held her to us, and delighted in the birth of her baby girl.

My sister’s health slipped again, and I, now a mother myself,
reached out to the young woman, my niece, and her child,
but she kept me at arm’s length – You are not my mother,
she’d say, and reluctantly let me in to her run-down rented
shack littered with over-sized dogs and burnt out men.

While her mother lay dying, she found a man willing,  loving,
and she returned to school, and finished her high school
and went on to gain further job worthy skills, and we all
breathed a sigh of relief and celebrated the future and
forgot – perhaps too quickly – her ravaged past;  believed.

I’ll look after her, my final words to my sister’s final breath;
a vow I could not keep.  My niece stopped answering my calls,
and by the time her man saviour threw up his arms, declared
he was done, my own house was burning, and I had no
ladder that would save us all, and so we lost one another.

When Children’s Aid found me, I was trying to rebuild,
mothering six teenagers – three of my own, three his –
she’d told them I’d help; take in her child, now adolescent,
and give her a good home.  This great-niece arrived,
underweight, malnourished, with big doe eyes
reminiscent of her mother’s and her mother before her.

The fragility of my family structure crumbled under the weight
of yet another, frequently abandoned, now distraught child,
and while our foundation shattered, she was swept up
by the capable arms of another mother, and adopted,
and my sister’s daughter – the one I let get away –

she lives on the streets, exchanges flesh for heroine.
has been rescued twice, but always returns, her sanity
tarnished, paranoia replacing common sense, she
exists between highs, no longer reaches out – she’s
robbed us of her trust – forever we are broken.

If I could do it again, would I bind her to me,
take her in my arms and not let go, until she understood
the truth of her existence, the neglect at the arms of her
mother – never emotionally stable – and the failure
of her aunt, ignorant and judgmental, a pretender?

Could I have saved her from herself, from temptation,
educated her about poor choices when it’s all she’d
ever known – all I’ve ever known – women as victims.
Our life was a carnival ride; we the side-show freaks,
captivated by the lights, drawn in by the crowds

and the smell of cotton candy – how we longed
for the sweetness of caramel, the taste of sugar
on our tongues to erase the bitter that lingered
from all the lies, deceptions that entombed us,
smothered good intentions, buried us alive.

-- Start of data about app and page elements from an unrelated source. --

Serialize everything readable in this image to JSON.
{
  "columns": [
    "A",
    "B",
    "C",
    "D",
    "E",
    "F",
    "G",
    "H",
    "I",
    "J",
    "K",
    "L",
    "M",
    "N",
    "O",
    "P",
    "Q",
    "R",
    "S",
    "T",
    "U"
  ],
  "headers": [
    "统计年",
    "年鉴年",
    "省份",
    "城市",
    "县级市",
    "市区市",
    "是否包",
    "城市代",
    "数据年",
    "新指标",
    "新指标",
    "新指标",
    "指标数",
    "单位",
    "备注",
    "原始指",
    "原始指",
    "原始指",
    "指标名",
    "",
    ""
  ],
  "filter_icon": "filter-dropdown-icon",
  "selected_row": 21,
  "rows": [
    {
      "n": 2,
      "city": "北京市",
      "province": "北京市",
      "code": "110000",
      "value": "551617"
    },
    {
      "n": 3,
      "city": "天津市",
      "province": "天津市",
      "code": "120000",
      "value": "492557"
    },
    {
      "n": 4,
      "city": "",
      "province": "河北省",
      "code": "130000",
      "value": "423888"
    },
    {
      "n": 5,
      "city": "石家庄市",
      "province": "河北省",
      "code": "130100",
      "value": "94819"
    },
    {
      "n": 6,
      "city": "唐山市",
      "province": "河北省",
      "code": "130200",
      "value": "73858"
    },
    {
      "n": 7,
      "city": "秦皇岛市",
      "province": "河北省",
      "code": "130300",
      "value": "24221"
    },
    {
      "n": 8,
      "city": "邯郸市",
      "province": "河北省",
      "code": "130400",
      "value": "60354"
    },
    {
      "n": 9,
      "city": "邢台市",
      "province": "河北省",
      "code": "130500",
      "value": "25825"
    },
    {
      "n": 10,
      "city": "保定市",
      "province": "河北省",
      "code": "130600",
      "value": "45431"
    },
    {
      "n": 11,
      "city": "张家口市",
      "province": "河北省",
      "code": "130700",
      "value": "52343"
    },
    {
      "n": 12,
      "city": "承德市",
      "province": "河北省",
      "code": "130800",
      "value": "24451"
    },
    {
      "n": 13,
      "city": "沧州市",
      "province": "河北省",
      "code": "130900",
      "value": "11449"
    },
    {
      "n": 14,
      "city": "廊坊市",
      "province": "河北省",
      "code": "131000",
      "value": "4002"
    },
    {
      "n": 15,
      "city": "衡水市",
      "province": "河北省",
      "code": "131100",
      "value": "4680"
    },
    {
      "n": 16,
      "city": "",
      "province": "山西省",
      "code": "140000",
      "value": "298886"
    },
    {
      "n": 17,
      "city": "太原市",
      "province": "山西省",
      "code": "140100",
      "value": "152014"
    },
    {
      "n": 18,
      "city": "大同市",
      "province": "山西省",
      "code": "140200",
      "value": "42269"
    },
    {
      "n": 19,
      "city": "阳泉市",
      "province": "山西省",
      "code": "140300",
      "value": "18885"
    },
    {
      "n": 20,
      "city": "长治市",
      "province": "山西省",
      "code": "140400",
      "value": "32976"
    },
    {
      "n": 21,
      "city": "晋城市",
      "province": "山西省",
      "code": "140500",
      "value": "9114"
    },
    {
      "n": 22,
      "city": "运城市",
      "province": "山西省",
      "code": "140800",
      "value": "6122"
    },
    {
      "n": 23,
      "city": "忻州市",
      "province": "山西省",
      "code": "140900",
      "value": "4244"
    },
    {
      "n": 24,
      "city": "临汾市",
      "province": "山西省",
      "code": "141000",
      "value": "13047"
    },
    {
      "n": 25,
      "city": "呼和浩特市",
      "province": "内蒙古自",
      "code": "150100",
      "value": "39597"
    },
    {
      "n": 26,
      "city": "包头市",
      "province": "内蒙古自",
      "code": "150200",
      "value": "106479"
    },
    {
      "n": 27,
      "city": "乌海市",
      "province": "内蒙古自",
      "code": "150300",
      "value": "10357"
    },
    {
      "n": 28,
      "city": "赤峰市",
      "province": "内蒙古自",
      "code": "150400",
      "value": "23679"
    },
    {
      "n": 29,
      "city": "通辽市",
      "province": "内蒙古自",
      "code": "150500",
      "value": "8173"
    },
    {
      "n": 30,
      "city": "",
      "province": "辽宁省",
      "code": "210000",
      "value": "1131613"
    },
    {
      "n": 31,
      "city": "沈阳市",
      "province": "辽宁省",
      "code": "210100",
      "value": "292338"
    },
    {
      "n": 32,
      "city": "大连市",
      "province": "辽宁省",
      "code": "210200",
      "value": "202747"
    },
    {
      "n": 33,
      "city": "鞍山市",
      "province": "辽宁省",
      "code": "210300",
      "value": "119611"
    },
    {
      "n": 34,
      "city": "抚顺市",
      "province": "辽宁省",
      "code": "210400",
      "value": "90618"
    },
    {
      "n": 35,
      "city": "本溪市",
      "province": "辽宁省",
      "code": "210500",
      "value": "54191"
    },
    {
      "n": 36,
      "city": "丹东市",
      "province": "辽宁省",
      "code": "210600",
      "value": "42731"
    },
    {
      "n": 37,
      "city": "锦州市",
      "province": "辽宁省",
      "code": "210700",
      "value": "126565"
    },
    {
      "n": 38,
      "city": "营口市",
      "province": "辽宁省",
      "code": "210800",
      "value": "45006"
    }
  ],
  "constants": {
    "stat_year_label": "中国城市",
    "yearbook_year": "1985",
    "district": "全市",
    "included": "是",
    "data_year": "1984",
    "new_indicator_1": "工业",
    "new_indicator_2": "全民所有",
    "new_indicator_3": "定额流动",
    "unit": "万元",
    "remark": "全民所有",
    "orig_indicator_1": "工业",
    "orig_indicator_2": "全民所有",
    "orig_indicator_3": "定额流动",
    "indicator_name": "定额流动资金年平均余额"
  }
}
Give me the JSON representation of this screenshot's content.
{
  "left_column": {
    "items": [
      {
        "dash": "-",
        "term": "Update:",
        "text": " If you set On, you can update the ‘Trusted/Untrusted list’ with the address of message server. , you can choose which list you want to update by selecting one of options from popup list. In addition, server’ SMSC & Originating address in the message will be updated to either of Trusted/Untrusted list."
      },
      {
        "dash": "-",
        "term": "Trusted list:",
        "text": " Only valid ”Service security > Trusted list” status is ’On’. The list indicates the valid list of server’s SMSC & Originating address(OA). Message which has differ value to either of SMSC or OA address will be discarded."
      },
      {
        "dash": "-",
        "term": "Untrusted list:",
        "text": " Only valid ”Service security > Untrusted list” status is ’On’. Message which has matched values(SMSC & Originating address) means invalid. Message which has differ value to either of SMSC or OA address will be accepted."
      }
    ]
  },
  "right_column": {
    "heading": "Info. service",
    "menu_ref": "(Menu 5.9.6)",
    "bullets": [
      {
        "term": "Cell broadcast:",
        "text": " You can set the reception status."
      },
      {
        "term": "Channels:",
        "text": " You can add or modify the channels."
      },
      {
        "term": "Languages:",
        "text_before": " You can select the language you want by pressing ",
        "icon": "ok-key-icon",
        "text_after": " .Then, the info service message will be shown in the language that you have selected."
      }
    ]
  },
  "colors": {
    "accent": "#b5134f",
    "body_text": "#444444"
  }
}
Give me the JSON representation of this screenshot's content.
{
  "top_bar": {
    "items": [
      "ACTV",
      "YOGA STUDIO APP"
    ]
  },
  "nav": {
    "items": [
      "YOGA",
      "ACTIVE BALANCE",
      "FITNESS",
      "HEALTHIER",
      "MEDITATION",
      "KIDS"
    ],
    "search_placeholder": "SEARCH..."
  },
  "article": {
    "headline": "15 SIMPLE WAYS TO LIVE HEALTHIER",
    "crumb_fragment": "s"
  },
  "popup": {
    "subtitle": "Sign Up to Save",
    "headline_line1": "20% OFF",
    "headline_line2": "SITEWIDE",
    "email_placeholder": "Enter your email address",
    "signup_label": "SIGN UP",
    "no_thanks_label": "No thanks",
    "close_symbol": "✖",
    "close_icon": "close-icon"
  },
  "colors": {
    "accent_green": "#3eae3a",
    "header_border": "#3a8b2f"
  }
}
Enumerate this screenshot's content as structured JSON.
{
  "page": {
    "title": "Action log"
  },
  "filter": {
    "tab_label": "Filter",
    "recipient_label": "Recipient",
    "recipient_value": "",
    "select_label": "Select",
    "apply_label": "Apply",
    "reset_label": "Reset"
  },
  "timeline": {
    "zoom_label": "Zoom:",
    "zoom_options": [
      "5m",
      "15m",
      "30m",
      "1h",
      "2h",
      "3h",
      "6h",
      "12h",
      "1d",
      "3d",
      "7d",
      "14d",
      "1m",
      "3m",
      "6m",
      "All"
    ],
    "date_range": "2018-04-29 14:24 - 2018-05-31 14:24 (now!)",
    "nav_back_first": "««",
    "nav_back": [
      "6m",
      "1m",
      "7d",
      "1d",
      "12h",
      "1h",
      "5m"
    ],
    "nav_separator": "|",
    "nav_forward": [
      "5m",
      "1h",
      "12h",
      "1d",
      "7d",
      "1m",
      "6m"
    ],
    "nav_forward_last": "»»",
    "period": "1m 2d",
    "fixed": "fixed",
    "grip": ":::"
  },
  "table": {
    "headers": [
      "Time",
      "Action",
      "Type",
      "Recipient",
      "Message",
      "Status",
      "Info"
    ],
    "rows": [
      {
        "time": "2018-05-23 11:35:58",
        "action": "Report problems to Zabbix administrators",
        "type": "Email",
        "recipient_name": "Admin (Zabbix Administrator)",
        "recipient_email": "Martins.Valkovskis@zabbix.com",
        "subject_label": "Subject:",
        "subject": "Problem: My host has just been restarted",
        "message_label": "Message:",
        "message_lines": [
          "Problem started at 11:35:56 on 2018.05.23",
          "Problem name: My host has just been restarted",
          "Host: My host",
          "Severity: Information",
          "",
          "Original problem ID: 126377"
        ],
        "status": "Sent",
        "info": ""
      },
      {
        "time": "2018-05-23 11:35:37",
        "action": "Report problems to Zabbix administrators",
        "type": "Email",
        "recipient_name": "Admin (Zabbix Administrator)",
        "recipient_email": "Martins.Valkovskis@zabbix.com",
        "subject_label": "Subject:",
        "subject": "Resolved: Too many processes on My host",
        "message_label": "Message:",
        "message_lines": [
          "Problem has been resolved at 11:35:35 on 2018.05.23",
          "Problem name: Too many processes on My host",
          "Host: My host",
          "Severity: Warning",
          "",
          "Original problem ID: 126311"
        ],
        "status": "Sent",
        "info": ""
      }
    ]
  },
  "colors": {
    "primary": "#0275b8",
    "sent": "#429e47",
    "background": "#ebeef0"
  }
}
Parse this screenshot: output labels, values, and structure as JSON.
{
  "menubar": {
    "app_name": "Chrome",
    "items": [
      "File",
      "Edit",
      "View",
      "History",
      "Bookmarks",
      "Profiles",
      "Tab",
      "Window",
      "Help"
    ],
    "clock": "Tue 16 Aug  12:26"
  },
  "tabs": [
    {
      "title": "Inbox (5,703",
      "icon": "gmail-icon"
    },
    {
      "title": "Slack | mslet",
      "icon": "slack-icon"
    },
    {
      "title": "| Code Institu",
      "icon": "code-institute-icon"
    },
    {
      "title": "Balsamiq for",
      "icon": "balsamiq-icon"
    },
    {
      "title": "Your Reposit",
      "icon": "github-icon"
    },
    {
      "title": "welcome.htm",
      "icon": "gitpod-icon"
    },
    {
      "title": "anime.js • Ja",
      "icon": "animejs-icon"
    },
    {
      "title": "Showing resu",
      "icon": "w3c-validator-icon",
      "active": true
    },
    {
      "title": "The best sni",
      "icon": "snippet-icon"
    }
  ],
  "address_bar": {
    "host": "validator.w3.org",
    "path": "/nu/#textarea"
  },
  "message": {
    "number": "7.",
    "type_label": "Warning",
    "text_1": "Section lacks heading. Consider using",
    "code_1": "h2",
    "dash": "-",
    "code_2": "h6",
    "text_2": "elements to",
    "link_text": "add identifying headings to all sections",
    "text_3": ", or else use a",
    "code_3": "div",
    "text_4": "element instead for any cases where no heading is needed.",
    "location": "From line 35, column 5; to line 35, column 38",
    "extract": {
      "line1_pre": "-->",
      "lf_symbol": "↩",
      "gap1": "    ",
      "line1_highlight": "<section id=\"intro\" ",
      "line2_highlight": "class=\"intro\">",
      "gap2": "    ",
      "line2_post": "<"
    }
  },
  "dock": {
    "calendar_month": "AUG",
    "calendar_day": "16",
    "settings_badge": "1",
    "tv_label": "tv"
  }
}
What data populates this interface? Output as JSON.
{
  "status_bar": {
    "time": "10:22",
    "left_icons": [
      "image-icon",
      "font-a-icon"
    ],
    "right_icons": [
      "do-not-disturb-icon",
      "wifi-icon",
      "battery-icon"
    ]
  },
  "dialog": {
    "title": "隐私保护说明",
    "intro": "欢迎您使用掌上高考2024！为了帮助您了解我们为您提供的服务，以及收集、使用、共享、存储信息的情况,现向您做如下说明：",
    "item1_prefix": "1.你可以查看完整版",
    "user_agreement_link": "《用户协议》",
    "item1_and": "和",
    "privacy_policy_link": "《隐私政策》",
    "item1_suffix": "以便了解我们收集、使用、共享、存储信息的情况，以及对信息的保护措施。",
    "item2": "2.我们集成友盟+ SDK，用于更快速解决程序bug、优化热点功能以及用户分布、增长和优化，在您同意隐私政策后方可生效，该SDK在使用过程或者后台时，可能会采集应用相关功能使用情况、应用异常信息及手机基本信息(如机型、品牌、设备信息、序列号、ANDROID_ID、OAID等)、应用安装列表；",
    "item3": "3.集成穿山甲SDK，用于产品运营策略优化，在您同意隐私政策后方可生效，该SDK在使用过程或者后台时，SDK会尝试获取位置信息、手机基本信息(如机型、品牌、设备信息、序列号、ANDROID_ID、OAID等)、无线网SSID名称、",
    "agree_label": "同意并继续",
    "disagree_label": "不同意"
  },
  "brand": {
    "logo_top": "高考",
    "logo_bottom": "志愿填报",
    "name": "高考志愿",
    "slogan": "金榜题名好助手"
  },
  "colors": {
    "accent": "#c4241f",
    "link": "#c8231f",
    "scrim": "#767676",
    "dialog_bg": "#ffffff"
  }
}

There is no going back, rationality tells me
and yet the past thrives within, and I, sometimes
functional, oft times paralyzed, stumble through
the guilt wrought memories, crying with impotence
for a life lost at my own hands – an oath broken.